Provide an exact repetition of every entry, with no word altered.
= = = =
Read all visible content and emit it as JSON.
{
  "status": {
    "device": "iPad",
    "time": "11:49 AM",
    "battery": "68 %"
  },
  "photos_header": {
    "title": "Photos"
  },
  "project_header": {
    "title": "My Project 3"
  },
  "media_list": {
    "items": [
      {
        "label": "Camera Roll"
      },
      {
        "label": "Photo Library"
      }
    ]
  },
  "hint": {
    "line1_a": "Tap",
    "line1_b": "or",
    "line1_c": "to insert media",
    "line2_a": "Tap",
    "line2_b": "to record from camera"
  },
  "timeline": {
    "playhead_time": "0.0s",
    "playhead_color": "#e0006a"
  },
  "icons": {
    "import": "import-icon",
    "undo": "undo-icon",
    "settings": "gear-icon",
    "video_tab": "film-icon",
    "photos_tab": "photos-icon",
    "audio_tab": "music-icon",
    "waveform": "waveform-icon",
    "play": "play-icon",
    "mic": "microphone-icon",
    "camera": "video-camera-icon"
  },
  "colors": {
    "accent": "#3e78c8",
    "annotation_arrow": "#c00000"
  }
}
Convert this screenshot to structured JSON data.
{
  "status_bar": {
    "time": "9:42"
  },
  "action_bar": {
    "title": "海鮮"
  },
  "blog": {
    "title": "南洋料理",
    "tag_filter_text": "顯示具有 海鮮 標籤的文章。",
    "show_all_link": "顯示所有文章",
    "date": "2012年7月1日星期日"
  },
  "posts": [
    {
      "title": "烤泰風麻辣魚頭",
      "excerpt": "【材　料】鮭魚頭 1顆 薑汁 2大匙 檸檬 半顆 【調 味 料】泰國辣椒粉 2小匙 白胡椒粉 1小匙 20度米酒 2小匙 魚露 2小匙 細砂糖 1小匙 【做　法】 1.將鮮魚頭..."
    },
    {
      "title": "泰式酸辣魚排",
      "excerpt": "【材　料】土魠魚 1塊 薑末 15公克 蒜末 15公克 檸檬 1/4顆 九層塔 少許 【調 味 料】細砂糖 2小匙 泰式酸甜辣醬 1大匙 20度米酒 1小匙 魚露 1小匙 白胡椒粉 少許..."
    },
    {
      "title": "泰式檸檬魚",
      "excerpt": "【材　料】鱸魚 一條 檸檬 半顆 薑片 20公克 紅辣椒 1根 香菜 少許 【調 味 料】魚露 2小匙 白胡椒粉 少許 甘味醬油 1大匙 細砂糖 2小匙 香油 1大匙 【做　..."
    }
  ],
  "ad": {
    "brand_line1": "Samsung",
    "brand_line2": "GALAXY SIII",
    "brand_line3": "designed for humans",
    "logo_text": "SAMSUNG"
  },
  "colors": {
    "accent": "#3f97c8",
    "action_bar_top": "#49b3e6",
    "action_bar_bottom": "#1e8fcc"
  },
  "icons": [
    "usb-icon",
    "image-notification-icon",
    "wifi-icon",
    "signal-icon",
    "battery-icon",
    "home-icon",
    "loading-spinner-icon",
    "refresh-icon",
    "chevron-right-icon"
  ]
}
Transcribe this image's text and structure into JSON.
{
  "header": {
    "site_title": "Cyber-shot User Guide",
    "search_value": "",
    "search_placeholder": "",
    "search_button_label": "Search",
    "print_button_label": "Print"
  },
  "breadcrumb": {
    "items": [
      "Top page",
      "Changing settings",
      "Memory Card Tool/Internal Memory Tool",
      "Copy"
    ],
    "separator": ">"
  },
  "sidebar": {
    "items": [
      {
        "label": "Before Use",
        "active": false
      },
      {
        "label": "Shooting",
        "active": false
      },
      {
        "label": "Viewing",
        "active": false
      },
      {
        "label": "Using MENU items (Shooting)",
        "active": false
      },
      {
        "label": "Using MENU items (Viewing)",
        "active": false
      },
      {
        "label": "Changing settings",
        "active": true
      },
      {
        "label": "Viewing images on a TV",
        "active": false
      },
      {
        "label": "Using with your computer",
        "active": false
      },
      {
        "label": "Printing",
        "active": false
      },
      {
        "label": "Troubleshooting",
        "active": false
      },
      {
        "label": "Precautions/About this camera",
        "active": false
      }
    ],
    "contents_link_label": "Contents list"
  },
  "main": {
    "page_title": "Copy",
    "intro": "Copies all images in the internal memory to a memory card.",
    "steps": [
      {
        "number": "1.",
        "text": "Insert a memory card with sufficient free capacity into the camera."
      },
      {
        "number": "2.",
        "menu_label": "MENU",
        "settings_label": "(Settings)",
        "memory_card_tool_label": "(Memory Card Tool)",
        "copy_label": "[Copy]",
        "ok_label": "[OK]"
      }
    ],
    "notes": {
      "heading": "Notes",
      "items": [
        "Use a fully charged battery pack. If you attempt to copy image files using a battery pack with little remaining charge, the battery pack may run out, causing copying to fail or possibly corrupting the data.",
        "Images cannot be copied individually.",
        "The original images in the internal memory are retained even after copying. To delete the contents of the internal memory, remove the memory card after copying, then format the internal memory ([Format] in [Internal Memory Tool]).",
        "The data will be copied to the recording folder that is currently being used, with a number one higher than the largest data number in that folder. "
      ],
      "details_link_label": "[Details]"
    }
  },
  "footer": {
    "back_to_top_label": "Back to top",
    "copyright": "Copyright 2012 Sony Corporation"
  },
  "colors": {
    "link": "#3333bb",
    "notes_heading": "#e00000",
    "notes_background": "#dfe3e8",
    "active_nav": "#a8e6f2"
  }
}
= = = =
● Exercise solution:
Read all visible content and emit it as JSON.
{
  "status": {
    "device": "iPad",
    "time": "11:49 AM",
    "battery": "68 %"
  },
  "photos_header": {
    "title": "Photos"
  },
  "project_header": {
    "title": "My Project 3"
  },
  "media_list": {
    "items": [
      {
        "label": "Camera Roll"
      },
      {
        "label": "Photo Library"
      }
    ]
  },
  "hint": {
    "line1_a": "Tap",
    "line1_b": "or",
    "line1_c": "to insert media",
    "line2_a": "Tap",
    "line2_b": "to record from camera"
  },
  "timeline": {
    "playhead_time": "0.0s",
    "playhead_color": "#e0006a"
  },
  "icons": {
    "import": "import-icon",
    "undo": "undo-icon",
    "settings": "gear-icon",
    "video_tab": "film-icon",
    "photos_tab": "photos-icon",
    "audio_tab": "music-icon",
    "waveform": "waveform-icon",
    "play": "play-icon",
    "mic": "microphone-icon",
    "camera": "video-camera-icon"
  },
  "colors": {
    "accent": "#3e78c8",
    "annotation_arrow": "#c00000"
  }
}
Convert this screenshot to structured JSON data.
{
  "status_bar": {
    "time": "9:42"
  },
  "action_bar": {
    "title": "海鮮"
  },
  "blog": {
    "title": "南洋料理",
    "tag_filter_text": "顯示具有 海鮮 標籤的文章。",
    "show_all_link": "顯示所有文章",
    "date": "2012年7月1日星期日"
  },
  "posts": [
    {
      "title": "烤泰風麻辣魚頭",
      "excerpt": "【材　料】鮭魚頭 1顆 薑汁 2大匙 檸檬 半顆 【調 味 料】泰國辣椒粉 2小匙 白胡椒粉 1小匙 20度米酒 2小匙 魚露 2小匙 細砂糖 1小匙 【做　法】 1.將鮮魚頭..."
    },
    {
      "title": "泰式酸辣魚排",
      "excerpt": "【材　料】土魠魚 1塊 薑末 15公克 蒜末 15公克 檸檬 1/4顆 九層塔 少許 【調 味 料】細砂糖 2小匙 泰式酸甜辣醬 1大匙 20度米酒 1小匙 魚露 1小匙 白胡椒粉 少許..."
    },
    {
      "title": "泰式檸檬魚",
      "excerpt": "【材　料】鱸魚 一條 檸檬 半顆 薑片 20公克 紅辣椒 1根 香菜 少許 【調 味 料】魚露 2小匙 白胡椒粉 少許 甘味醬油 1大匙 細砂糖 2小匙 香油 1大匙 【做　..."
    }
  ],
  "ad": {
    "brand_line1": "Samsung",
    "brand_line2": "GALAXY SIII",
    "brand_line3": "designed for humans",
    "logo_text": "SAMSUNG"
  },
  "colors": {
    "accent": "#3f97c8",
    "action_bar_top": "#49b3e6",
    "action_bar_bottom": "#1e8fcc"
  },
  "icons": [
    "usb-icon",
    "image-notification-icon",
    "wifi-icon",
    "signal-icon",
    "battery-icon",
    "home-icon",
    "loading-spinner-icon",
    "refresh-icon",
    "chevron-right-icon"
  ]
}
Transcribe this image's text and structure into JSON.
{
  "header": {
    "site_title": "Cyber-shot User Guide",
    "search_value": "",
    "search_placeholder": "",
    "search_button_label": "Search",
    "print_button_label": "Print"
  },
  "breadcrumb": {
    "items": [
      "Top page",
      "Changing settings",
      "Memory Card Tool/Internal Memory Tool",
      "Copy"
    ],
    "separator": ">"
  },
  "sidebar": {
    "items": [
      {
        "label": "Before Use",
        "active": false
      },
      {
        "label": "Shooting",
        "active": false
      },
      {
        "label": "Viewing",
        "active": false
      },
      {
        "label": "Using MENU items (Shooting)",
        "active": false
      },
      {
        "label": "Using MENU items (Viewing)",
        "active": false
      },
      {
        "label": "Changing settings",
        "active": true
      },
      {
        "label": "Viewing images on a TV",
        "active": false
      },
      {
        "label": "Using with your computer",
        "active": false
      },
      {
        "label": "Printing",
        "active": false
      },
      {
        "label": "Troubleshooting",
        "active": false
      },
      {
        "label": "Precautions/About this camera",
        "active": false
      }
    ],
    "contents_link_label": "Contents list"
  },
  "main": {
    "page_title": "Copy",
    "intro": "Copies all images in the internal memory to a memory card.",
    "steps": [
      {
        "number": "1.",
        "text": "Insert a memory card with sufficient free capacity into the camera."
      },
      {
        "number": "2.",
        "menu_label": "MENU",
        "settings_label": "(Settings)",
        "memory_card_tool_label": "(Memory Card Tool)",
        "copy_label": "[Copy]",
        "ok_label": "[OK]"
      }
    ],
    "notes": {
      "heading": "Notes",
      "items": [
        "Use a fully charged battery pack. If you attempt to copy image files using a battery pack with little remaining charge, the battery pack may run out, causing copying to fail or possibly corrupting the data.",
        "Images cannot be copied individually.",
        "The original images in the internal memory are retained even after copying. To delete the contents of the internal memory, remove the memory card after copying, then format the internal memory ([Format] in [Internal Memory Tool]).",
        "The data will be copied to the recording folder that is currently being used, with a number one higher than the largest data number in that folder. "
      ],
      "details_link_label": "[Details]"
    }
  },
  "footer": {
    "back_to_top_label": "Back to top",
    "copyright": "Copyright 2012 Sony Corporation"
  },
  "colors": {
    "link": "#3333bb",
    "notes_heading": "#e00000",
    "notes_background": "#dfe3e8",
    "active_nav": "#a8e6f2"
  }
}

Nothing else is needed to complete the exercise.